#### TASK STATEMENT
Without carrying over a single picture, write out the records below exactly.

---+---

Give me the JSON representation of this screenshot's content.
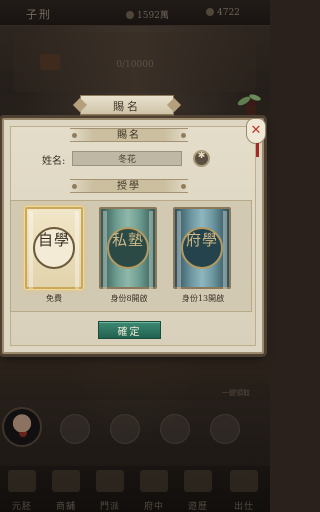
{
  "hud": {
    "player_name": "子刑",
    "stat1_value": "1592萬",
    "stat2_value": "4722",
    "exp_text": "0/10000"
  },
  "dialog": {
    "title": "賜名",
    "name_section_title": "賜名",
    "name_label": "姓名:",
    "name_value": "冬花",
    "study_section_title": "授學",
    "options": [
      {
        "seal_text": "自學",
        "caption": "免費",
        "selected": true
      },
      {
        "seal_text": "私塾",
        "caption": "身份8開啟",
        "selected": false
      },
      {
        "seal_text": "府學",
        "caption": "身份13開啟",
        "selected": false
      }
    ],
    "confirm_label": "確定",
    "close_glyph": "✕"
  },
  "bottom_nav": {
    "side_label": "一鍵領取",
    "items": [
      {
        "label": "元胚"
      },
      {
        "label": "商舖"
      },
      {
        "label": "門派"
      },
      {
        "label": "府中"
      },
      {
        "label": "遊歷"
      },
      {
        "label": "出仕"
      }
    ]
  },
  "colors": {
    "confirm_button": "#2f7a64",
    "close_x": "#c2352a",
    "selected_card_glow": "#f3d98e",
    "dialog_bg": "#ddd6c3"
  }
}
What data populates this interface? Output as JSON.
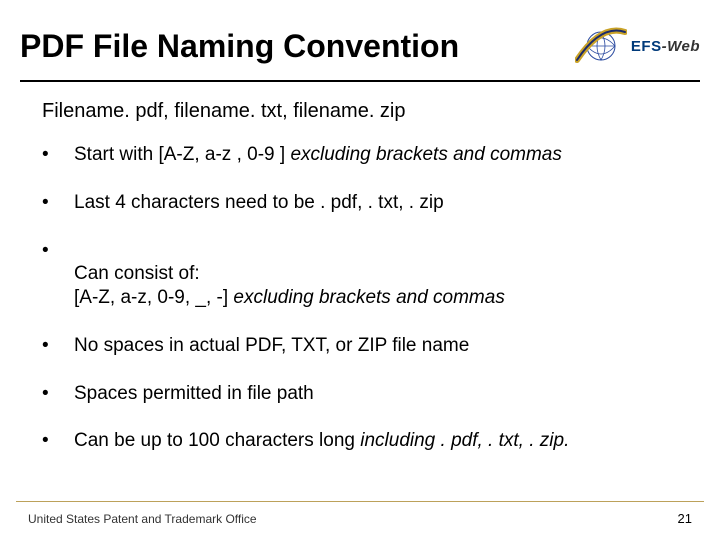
{
  "title": "PDF File Naming Convention",
  "logo": {
    "efs": "EFS",
    "web": "-Web"
  },
  "lead": "Filename. pdf, filename. txt, filename. zip",
  "bullets": [
    {
      "text": "Start with [A-Z, a-z , 0-9 ] ",
      "italic": "excluding brackets and commas"
    },
    {
      "text": "Last 4 characters need to be . pdf, . txt, . zip"
    },
    {
      "text": "Can consist of:\n[A-Z, a-z, 0-9, _, -] ",
      "italic": "excluding brackets and commas"
    },
    {
      "text": "No spaces in actual PDF, TXT, or ZIP file name"
    },
    {
      "text": "Spaces permitted in file path"
    },
    {
      "text": "Can be up to 100 characters long ",
      "italic": "including . pdf, . txt, . zip."
    }
  ],
  "footer": "United States Patent and Trademark Office",
  "page": "21"
}
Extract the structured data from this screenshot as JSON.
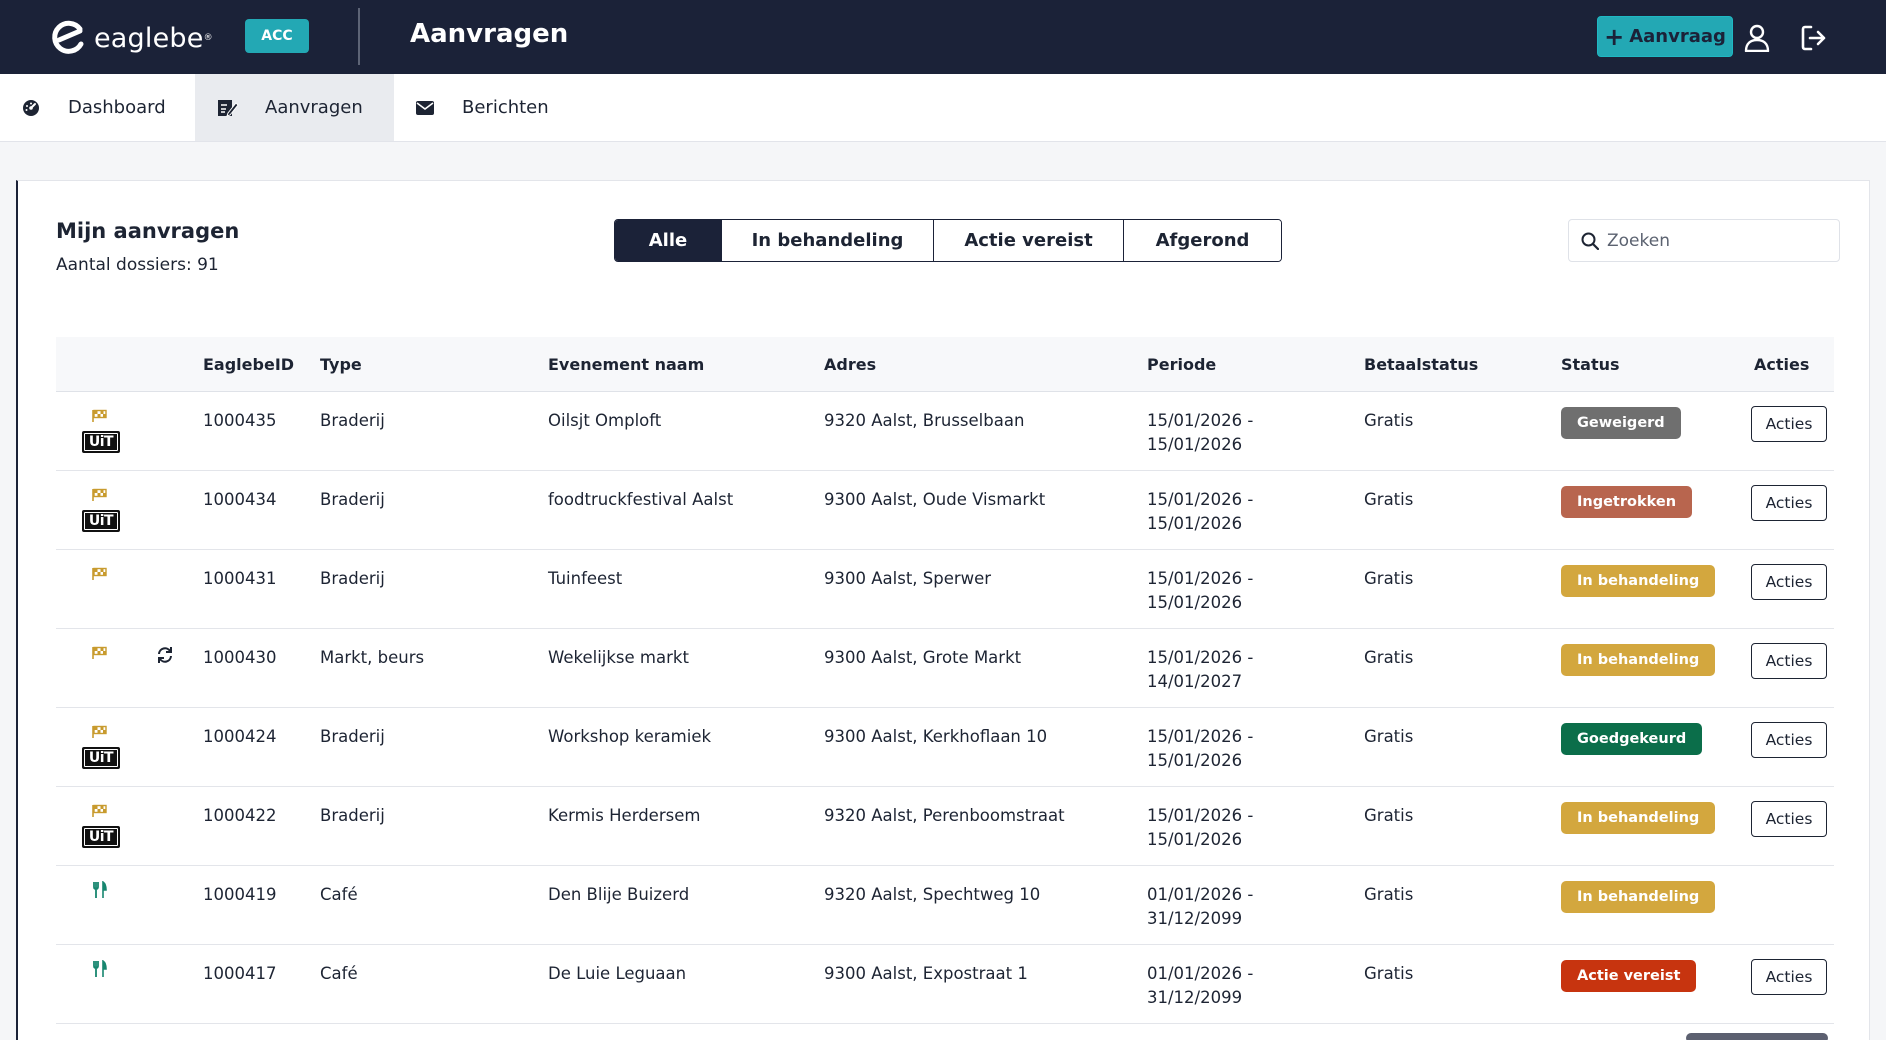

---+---

#### EXERCISE RESPONSE
Give me the JSON representation of this screenshot's content.
{
  "hud": {
    "player_name": "子刑",
    "stat1_value": "1592萬",
    "stat2_value": "4722",
    "exp_text": "0/10000"
  },
  "dialog": {
    "title": "賜名",
    "name_section_title": "賜名",
    "name_label": "姓名:",
    "name_value": "冬花",
    "study_section_title": "授學",
    "options": [
      {
        "seal_text": "自學",
        "caption": "免費",
        "selected": true
      },
      {
        "seal_text": "私塾",
        "caption": "身份8開啟",
        "selected": false
      },
      {
        "seal_text": "府學",
        "caption": "身份13開啟",
        "selected": false
      }
    ],
    "confirm_label": "確定",
    "close_glyph": "✕"
  },
  "bottom_nav": {
    "side_label": "一鍵領取",
    "items": [
      {
        "label": "元胚"
      },
      {
        "label": "商舖"
      },
      {
        "label": "門派"
      },
      {
        "label": "府中"
      },
      {
        "label": "遊歷"
      },
      {
        "label": "出仕"
      }
    ]
  },
  "colors": {
    "confirm_button": "#2f7a64",
    "close_x": "#c2352a",
    "selected_card_glow": "#f3d98e",
    "dialog_bg": "#ddd6c3"
  }
}
What data populates this interface? Output as JSON.
{
  "title": "PDF File Naming Convention",
  "logo": {
    "efs": "EFS",
    "web": "-Web"
  },
  "lead": "Filename. pdf, filename. txt, filename. zip",
  "bullets": [
    {
      "text": "Start with [A-Z, a-z , 0-9 ] ",
      "italic": "excluding brackets and commas"
    },
    {
      "text": "Last 4 characters need to be . pdf, . txt, . zip"
    },
    {
      "text": "Can consist of:\n[A-Z, a-z, 0-9, _, -] ",
      "italic": "excluding brackets and commas"
    },
    {
      "text": "No spaces in actual PDF, TXT, or ZIP file name"
    },
    {
      "text": "Spaces permitted in file path"
    },
    {
      "text": "Can be up to 100 characters long ",
      "italic": "including . pdf, . txt, . zip."
    }
  ],
  "footer": "United States Patent and Trademark Office",
  "page": "21"
}
Extract the structured data from this screenshot as JSON.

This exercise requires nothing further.